In town yesterday we had stocked up on meat. We bought a bulk pack from the butcher, so today I re-organised our little freezer, dividing the meat up into usable portions, labelling it, and adding it to our cache of frozen goodies. We are very happy with the fridge-freezer we inherited when my parents moved recently. As well as including a small freezer, this fridge has a “five star” energy rating, which means it’s much more energy-efficient than the fridge we had before.

We had run out of bread yesterday, so today it was time to bake again. We now have a nice big loaf of sourdough bread in the cupboard.

Will Work for Avocados

Saturday, September 23rd, 2006
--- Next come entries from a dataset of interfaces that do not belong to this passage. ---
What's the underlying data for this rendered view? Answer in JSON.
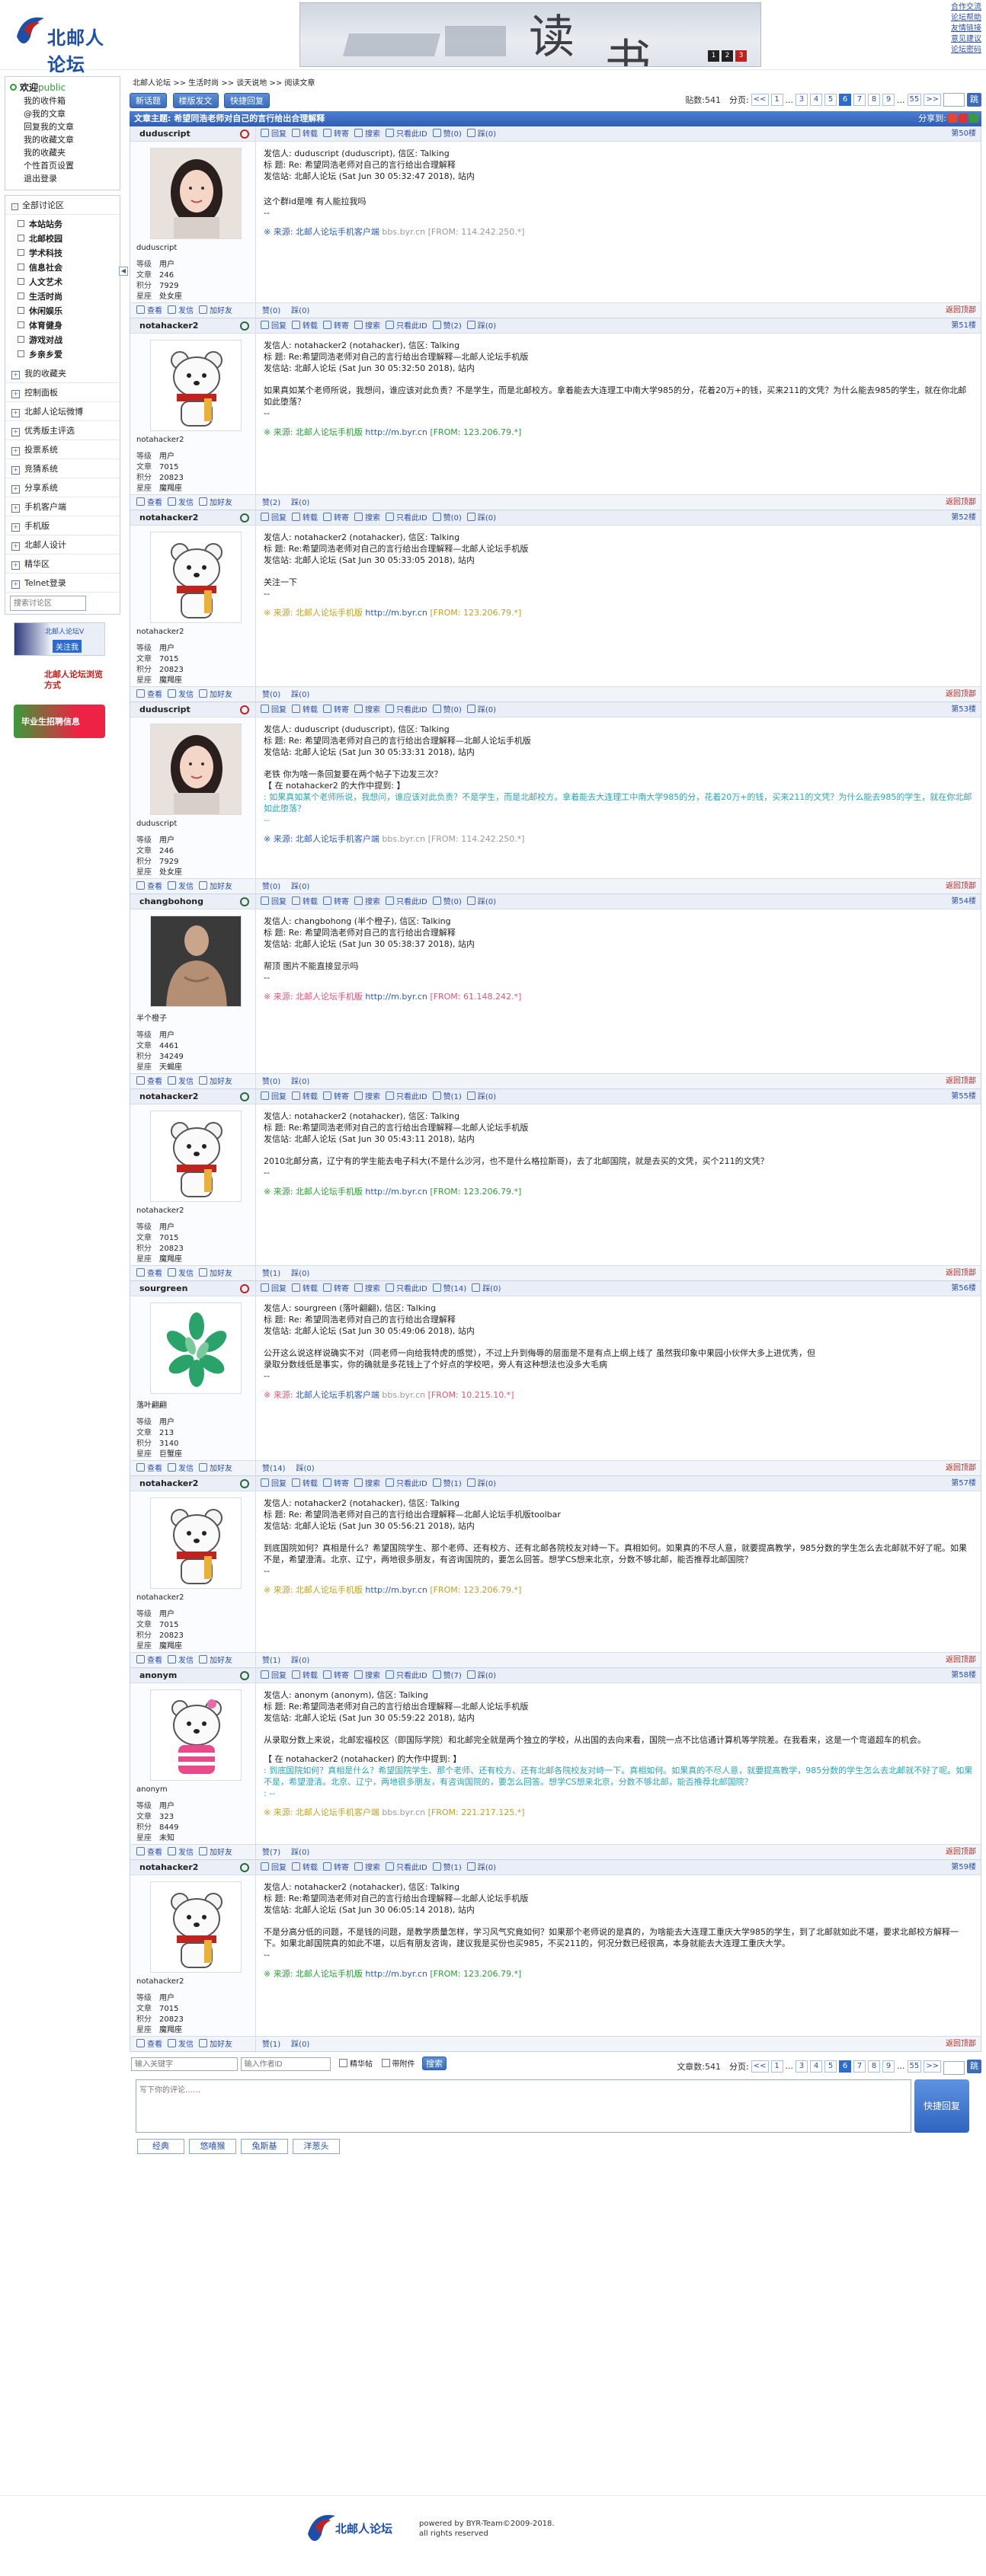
{
  "site": {
    "logo_text": "北邮人论坛",
    "footer_line1": "powered by BYR-Team©2009-2018.",
    "footer_line2": "all rights reserved"
  },
  "banner": {
    "char1": "读",
    "char2": "书",
    "dots": [
      "1",
      "2",
      "3"
    ]
  },
  "toplinks": [
    "合作交流",
    "论坛帮助",
    "友情链接",
    "意见建议",
    "论坛密码"
  ],
  "sidebar": {
    "welcome": "欢迎",
    "user": "public",
    "links": [
      "我的收件箱",
      "@我的文章",
      "回复我的文章",
      "我的收藏文章",
      "我的收藏夹",
      "个性首页设置",
      "退出登录"
    ],
    "all_boards": "全部讨论区",
    "boards": [
      "本站站务",
      "北邮校园",
      "学术科技",
      "信息社会",
      "人文艺术",
      "生活时尚",
      "休闲娱乐",
      "体育健身",
      "游戏对战",
      "乡亲乡爱"
    ],
    "sections": [
      "我的收藏夹",
      "控制面板",
      "北邮人论坛微博",
      "优秀版主评选",
      "投票系统",
      "竞猜系统",
      "分享系统",
      "手机客户端",
      "手机版",
      "北邮人设计",
      "精华区",
      "Telnet登录"
    ],
    "search_placeholder": "搜索讨论区",
    "promo1": "北邮人论坛V",
    "promo1b": "关注我",
    "promo2": "北邮人论坛浏览方式",
    "promo3": "毕业生招聘信息"
  },
  "crumb": [
    "北邮人论坛",
    ">>",
    "生活时尚",
    ">>",
    "谈天说地",
    ">>",
    "阅读文章"
  ],
  "toolbar": {
    "buttons": [
      "新话题",
      "楼版发文",
      "快捷回复"
    ],
    "post_count": "贴数:541",
    "page_label": "分页:",
    "pages": [
      "<<",
      "1",
      "...",
      "3",
      "4",
      "5",
      "6",
      "7",
      "8",
      "9",
      "...",
      "55",
      ">>"
    ],
    "current_page": "6",
    "go": "跳"
  },
  "subject": {
    "title": "文章主题: 希望同浩老师对自己的言行给出合理解释",
    "share": "分享到:"
  },
  "actions": [
    "回复",
    "转载",
    "转寄",
    "搜索",
    "只看此ID",
    "赞(0)",
    "踩(0)"
  ],
  "footer_actions": [
    "查看",
    "发信",
    "加好友"
  ],
  "back_top": "返回顶部",
  "stat_labels": [
    "等级",
    "文章",
    "积分",
    "星座"
  ],
  "posts": [
    {
      "user": "duduscript",
      "gender": "f",
      "floor": "第50楼",
      "avatar": "girl",
      "level": "用户",
      "articles": "246",
      "points": "7929",
      "sign": "处女座",
      "meta": [
        "发信人: duduscript (duduscript), 信区: Talking",
        "标  题: Re: 希望同浩老师对自己的言行给出合理解释",
        "发信站: 北邮人论坛 (Sat Jun 30 05:32:47 2018), 站内"
      ],
      "content": [
        "这个群id是唯 有人能拉我吗",
        "--"
      ],
      "quote": [],
      "src_prefix": "※ 来源: ",
      "src_app": "北邮人论坛手机客户端",
      "src_host": "bbs.byr.cn",
      "src_from": "[FROM: 114.242.250.*]",
      "src_style": "b",
      "likes": "赞(0)",
      "dislikes": "踩(0)",
      "act_likes": "赞(0)",
      "act_dislikes": "踩(0)"
    },
    {
      "user": "notahacker2",
      "gender": "m",
      "floor": "第51楼",
      "avatar": "bear",
      "level": "用户",
      "articles": "7015",
      "points": "20823",
      "sign": "魔羯座",
      "meta": [
        "发信人: notahacker2 (notahacker), 信区: Talking",
        "标  题: Re:希望同浩老师对自己的言行给出合理解释—北邮人论坛手机版",
        "发信站: 北邮人论坛 (Sat Jun 30 05:32:50 2018), 站内"
      ],
      "content": [
        "如果真如某个老师所说，我想问，谁应该对此负责？不是学生，而是北邮校方。拿着能去大连理工中南大学985的分，花着20万+的钱，买来211的文凭？为什么能去985的学生，就在你北邮如此堕落？",
        "--"
      ],
      "quote": [],
      "src_prefix": "※ 来源: 北邮人论坛手机版 ",
      "src_app": "",
      "src_host": "http://m.byr.cn",
      "src_from": "[FROM: 123.206.79.*]",
      "src_style": "m",
      "likes": "赞(2)",
      "dislikes": "踩(0)",
      "act_likes": "赞(2)",
      "act_dislikes": "踩(0)"
    },
    {
      "user": "notahacker2",
      "gender": "m",
      "floor": "第52楼",
      "avatar": "bear",
      "level": "用户",
      "articles": "7015",
      "points": "20823",
      "sign": "魔羯座",
      "meta": [
        "发信人: notahacker2 (notahacker), 信区: Talking",
        "标  题: Re:希望同浩老师对自己的言行给出合理解释—北邮人论坛手机版",
        "发信站: 北邮人论坛 (Sat Jun 30 05:33:05 2018), 站内"
      ],
      "content": [
        "关注一下",
        "--"
      ],
      "quote": [],
      "src_prefix": "※ 来源: 北邮人论坛手机版 ",
      "src_app": "",
      "src_host": "http://m.byr.cn",
      "src_from": "[FROM: 123.206.79.*]",
      "src_style": "y",
      "likes": "赞(0)",
      "dislikes": "踩(0)",
      "act_likes": "赞(0)",
      "act_dislikes": "踩(0)"
    },
    {
      "user": "duduscript",
      "gender": "f",
      "floor": "第53楼",
      "avatar": "girl",
      "level": "用户",
      "articles": "246",
      "points": "7929",
      "sign": "处女座",
      "meta": [
        "发信人: duduscript (duduscript), 信区: Talking",
        "标  题: Re: 希望同浩老师对自己的言行给出合理解释—北邮人论坛手机版",
        "发信站: 北邮人论坛 (Sat Jun 30 05:33:31 2018), 站内"
      ],
      "content": [
        "老铁 你为啥一条回复要在两个帖子下边发三次？",
        "【 在 notahacker2 的大作中提到: 】"
      ],
      "quote": [
        ": 如果真如某个老师所说，我想问，谁应该对此负责？不是学生，而是北邮校方。拿着能去大连理工中南大学985的分，花着20万+的钱，买来211的文凭？为什么能去985的学生，就在你北邮如此堕落？",
        "--"
      ],
      "src_prefix": "※ 来源: ",
      "src_app": "北邮人论坛手机客户端",
      "src_host": "bbs.byr.cn",
      "src_from": "[FROM: 114.242.250.*]",
      "src_style": "b",
      "likes": "赞(0)",
      "dislikes": "踩(0)",
      "act_likes": "赞(0)",
      "act_dislikes": "踩(0)"
    },
    {
      "user": "changbohong",
      "gender": "m",
      "floor": "第54楼",
      "avatar": "man",
      "uid_text": "半个橙子",
      "level": "用户",
      "articles": "4461",
      "points": "34249",
      "sign": "天蝎座",
      "meta": [
        "发信人: changbohong (半个橙子), 信区: Talking",
        "标  题: Re: 希望同浩老师对自己的言行给出合理解释",
        "发信站: 北邮人论坛 (Sat Jun 30 05:38:37 2018), 站内"
      ],
      "content": [
        "帮顶 图片不能直接显示吗",
        "--"
      ],
      "quote": [],
      "src_prefix": "※ 来源: 北邮人论坛手机版 ",
      "src_app": "",
      "src_host": "http://m.byr.cn",
      "src_from": "[FROM: 61.148.242.*]",
      "src_style": "r",
      "likes": "赞(0)",
      "dislikes": "踩(0)",
      "act_likes": "赞(0)",
      "act_dislikes": "踩(0)"
    },
    {
      "user": "notahacker2",
      "gender": "m",
      "floor": "第55楼",
      "avatar": "bear",
      "level": "用户",
      "articles": "7015",
      "points": "20823",
      "sign": "魔羯座",
      "meta": [
        "发信人: notahacker2 (notahacker), 信区: Talking",
        "标  题: Re:希望同浩老师对自己的言行给出合理解释—北邮人论坛手机版",
        "发信站: 北邮人论坛 (Sat Jun 30 05:43:11 2018), 站内"
      ],
      "content": [
        "2010北邮分高，辽宁有的学生能去电子科大(不是什么沙河，也不是什么格拉斯哥)，去了北邮国院，就是去买的文凭，买个211的文凭？",
        "--"
      ],
      "quote": [],
      "src_prefix": "※ 来源: 北邮人论坛手机版 ",
      "src_app": "",
      "src_host": "http://m.byr.cn",
      "src_from": "[FROM: 123.206.79.*]",
      "src_style": "m",
      "likes": "赞(1)",
      "dislikes": "踩(0)",
      "act_likes": "赞(1)",
      "act_dislikes": "踩(0)"
    },
    {
      "user": "sourgreen",
      "gender": "f",
      "floor": "第56楼",
      "avatar": "leaf",
      "uid_text": "落叶翩翩",
      "level": "用户",
      "articles": "213",
      "points": "3140",
      "sign": "巨蟹座",
      "meta": [
        "发信人: sourgreen (落叶翩翩), 信区: Talking",
        "标  题: Re: 希望同浩老师对自己的言行给出合理解释",
        "发信站: 北邮人论坛 (Sat Jun 30 05:49:06 2018), 站内"
      ],
      "content": [
        "公开这么说这样说确实不对（同老师一向给我特虎的感觉），不过上升到侮辱的层面是不是有点上纲上线了 虽然我印象中果园小伙伴大多上进优秀，但",
        "录取分数线低是事实，你的确就是多花钱上了个好点的学校吧，旁人有这种想法也没多大毛病",
        "--"
      ],
      "quote": [],
      "src_prefix": "※ 来源: ",
      "src_app": "北邮人论坛手机客户端",
      "src_host": "bbs.byr.cn",
      "src_from": "[FROM: 10.215.10.*]",
      "src_style": "r",
      "likes": "赞(14)",
      "dislikes": "踩(0)",
      "act_likes": "赞(14)",
      "act_dislikes": "踩(0)"
    },
    {
      "user": "notahacker2",
      "gender": "m",
      "floor": "第57楼",
      "avatar": "bear",
      "level": "用户",
      "articles": "7015",
      "points": "20823",
      "sign": "魔羯座",
      "meta": [
        "发信人: notahacker2 (notahacker), 信区: Talking",
        "标  题: Re: 希望同浩老师对自己的言行给出合理解释—北邮人论坛手机版toolbar",
        "发信站: 北邮人论坛 (Sat Jun 30 05:56:21 2018), 站内"
      ],
      "content": [
        "到底国院如何？真相是什么？希望国院学生、那个老师、还有校方、还有北邮各院校友对峙一下。真相如何。如果真的不尽人意，就要提高教学，985分数的学生怎么去北邮就不好了呢。如果不是，希望澄清。北京、辽宁，两地很多朋友，有咨询国院的，要怎么回答。想学CS想来北京，分数不够北邮，能否推荐北邮国院？",
        "--"
      ],
      "quote": [],
      "src_prefix": "※ 来源: 北邮人论坛手机版 ",
      "src_app": "",
      "src_host": "http://m.byr.cn",
      "src_from": "[FROM: 123.206.79.*]",
      "src_style": "y",
      "likes": "赞(1)",
      "dislikes": "踩(0)",
      "act_likes": "赞(1)",
      "act_dislikes": "踩(0)"
    },
    {
      "user": "anonym",
      "gender": "m",
      "floor": "第58楼",
      "avatar": "bear2",
      "level": "用户",
      "articles": "323",
      "points": "8449",
      "sign": "未知",
      "meta": [
        "发信人: anonym (anonym), 信区: Talking",
        "标  题: Re:希望同浩老师对自己的言行给出合理解释—北邮人论坛手机版",
        "发信站: 北邮人论坛 (Sat Jun 30 05:59:22 2018), 站内"
      ],
      "content": [
        "从录取分数上来说，北邮宏福校区（即国际学院）和北邮完全就是两个独立的学校，从出国的去向来看，国院一点不比信通计算机等学院差。在我看来，这是一个弯道超车的机会。",
        "",
        "【 在 notahacker2 (notahacker) 的大作中提到: 】"
      ],
      "quote": [
        ": 到底国院如何？真相是什么？希望国院学生、那个老师、还有校方、还有北邮各院校友对峙一下。真相如何。如果真的不尽人意，就要提高教学，985分数的学生怎么去北邮就不好了呢。如果不是，希望澄清。北京、辽宁，两地很多朋友，有咨询国院的，要怎么回答。想学CS想来北京，分数不够北邮，能否推荐北邮国院？",
        ": --"
      ],
      "src_prefix": "※ 来源: 北邮人论坛手机客户端 ",
      "src_app": "",
      "src_host": "bbs.byr.cn",
      "src_from": "[FROM: 221.217.125.*]",
      "src_style": "y",
      "likes": "赞(7)",
      "dislikes": "踩(0)",
      "act_likes": "赞(7)",
      "act_dislikes": "踩(0)"
    },
    {
      "user": "notahacker2",
      "gender": "m",
      "floor": "第59楼",
      "avatar": "bear",
      "level": "用户",
      "articles": "7015",
      "points": "20823",
      "sign": "魔羯座",
      "meta": [
        "发信人: notahacker2 (notahacker), 信区: Talking",
        "标  题: Re:希望同浩老师对自己的言行给出合理解释—北邮人论坛手机版",
        "发信站: 北邮人论坛 (Sat Jun 30 06:05:14 2018), 站内"
      ],
      "content": [
        "不是分高分低的问题，不是钱的问题，是教学质量怎样，学习风气究竟如何？如果那个老师说的是真的，为啥能去大连理工重庆大学985的学生，到了北邮就如此不堪，要求北邮校方解释一下。如果北邮国院真的如此不堪，以后有朋友咨询，建议我是买份也买985，不买211的，何况分数已经很高，本身就能去大连理工重庆大学。",
        "--"
      ],
      "quote": [],
      "src_prefix": "※ 来源: 北邮人论坛手机版 ",
      "src_app": "",
      "src_host": "http://m.byr.cn",
      "src_from": "[FROM: 123.206.79.*]",
      "src_style": "m",
      "likes": "赞(1)",
      "dislikes": "踩(0)",
      "act_likes": "赞(1)",
      "act_dislikes": "踩(0)"
    }
  ],
  "bottom": {
    "kw_placeholder": "输入关键字",
    "author_placeholder": "输入作者ID",
    "chk1": "精华帖",
    "chk2": "带附件",
    "search": "搜索",
    "article_count": "文章数:541",
    "reply_placeholder": "写下你的评论……",
    "send": "快捷回复",
    "emos": [
      "经典",
      "悠嘻猴",
      "兔斯基",
      "洋葱头"
    ]
  }
}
Becky and I have been helping Becky’s Mom and Dad move house over the previous couple of days. (Check out their beachside paradise, Cable Bay Cottages.)
Becky and I graciously accepted payment for our efforts… in avocados picked from their trees!


Even though avocados are one of our favorite things to eat in the world, not even Becky and I will be able to gobble up all of these. We’re going to try to sell a few, here and there.

If you’re a local (Doubtless Bay area, New Zealand), we have a few of these delectable treats on sale at the glorious Bush Fairy Dairy. Eat tasty avocados and support Farmlet at the same time! How cool is that?

Update: We decided to try to sell some of the avocados at the Kaitaia Farmers’ Market. We might try the Keri Keri Market next weekend.

I wore my finest t-shirt for the market